__The task__: Read through the material below and copy each line in which the word "视频图文创作助手" occurs.
Exercise inputs Start Marker
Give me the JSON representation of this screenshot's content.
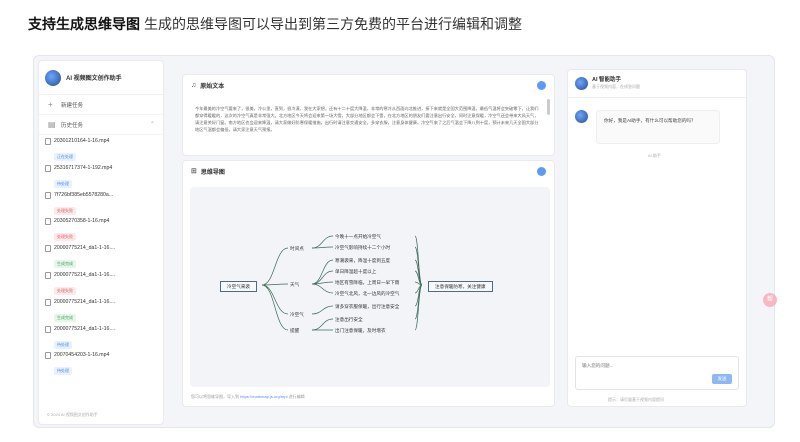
{
  "heading": {
    "bold": "支持生成思维导图",
    "sub": "生成的思维导图可以导出到第三方免费的平台进行编辑和调整"
  },
  "sidebar": {
    "title": "AI 视频图文创作助手",
    "new_task": "新建任务",
    "history": "历史任务",
    "tasks": [
      {
        "name": "20301210164-1-16.mp4",
        "status": "正在处理",
        "color": "blue"
      },
      {
        "name": "25316717374-1-192.mp4",
        "status": "待处理",
        "color": "blue"
      },
      {
        "name": "7f726bf385eb5578280a...",
        "status": "处理失败",
        "color": "red"
      },
      {
        "name": "20305270358-1-16.mp4",
        "status": "处理失败",
        "color": "red"
      },
      {
        "name": "20000775214_da1-1-16....",
        "status": "生成完成",
        "color": "green"
      },
      {
        "name": "20000775214_da1-1-16....",
        "status": "处理失败",
        "color": "red"
      },
      {
        "name": "20000775214_da1-1-16....",
        "status": "生成完成",
        "color": "green"
      },
      {
        "name": "20000775214_da1-1-16....",
        "status": "待处理",
        "color": "blue"
      },
      {
        "name": "20070454203-1-16.mp4",
        "status": "待处理",
        "color": "blue"
      }
    ],
    "footer": "© 2024 AI 视频图文创作助手"
  },
  "source": {
    "title": "原始文本",
    "text": "今年最美的冷空气要来了，很美，冷公里，直到，很冷漠，我在大家想，还有十二十度大降温，非常的寒冷从西面向北推进，接下来就是全国大范围降温，最低气温将会突破零下，让我们都穿得暖暖的，这次的冷空气真是非常强大。北方地区今天将会迎来第一场大雪，大部分地区都会下雪，在北方地区的朋友们要注意出行安全，同时注意保暖，冷空气还会带来大风天气，请注意关好门窗。南方地区也会迎来降温，请大家做好防寒保暖措施，出行时请注意交通安全，多穿衣服，注意身体健康。冷空气来了之后气温会下降八到十度，预计未来几天全国大部分地区气温都会偏低，请大家注意天气预报。"
  },
  "mindmap": {
    "title": "思维导图",
    "root": "冷空气来袭",
    "summary": "注意保暖防寒，关注健康",
    "branches": [
      {
        "label": "时间点",
        "children": [
          "今晚十一点开始冷空气",
          "冷空气影响持续十二个小时"
        ]
      },
      {
        "label": "天气",
        "children": [
          "寒潮袭来，降温十度到五度",
          "单日降温超十度以上",
          "地区有雪降临，上周日一早下雨",
          "冷空气北风，北一边风的冷空气"
        ]
      },
      {
        "label": "冷空气",
        "children": [
          "请多穿衣服保暖，出行注意安全"
        ]
      },
      {
        "label": "提醒",
        "children": [
          "注意出行安全",
          "出门注意保暖，及时增衣"
        ]
      }
    ],
    "footer_prefix": "您可以将思维导图，导入到",
    "footer_link": "https://markmap.js.org/repl",
    "footer_suffix": "进行编辑"
  },
  "chat": {
    "title": "AI 智能助手",
    "subtitle": "基于视频内容，在线答问题",
    "message": "你好，我是AI助手，有什么可以帮助您的吗？",
    "time": "AI 助手",
    "placeholder": "输入您的问题...",
    "send": "发送",
    "footer": "提示：请尽量基于视频内容提问"
  },
  "float_label": "帮"
}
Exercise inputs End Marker
__Completed task__:
    "title": "AI 视频图文创作助手",
    "footer": "© 2024 AI 视频图文创作助手"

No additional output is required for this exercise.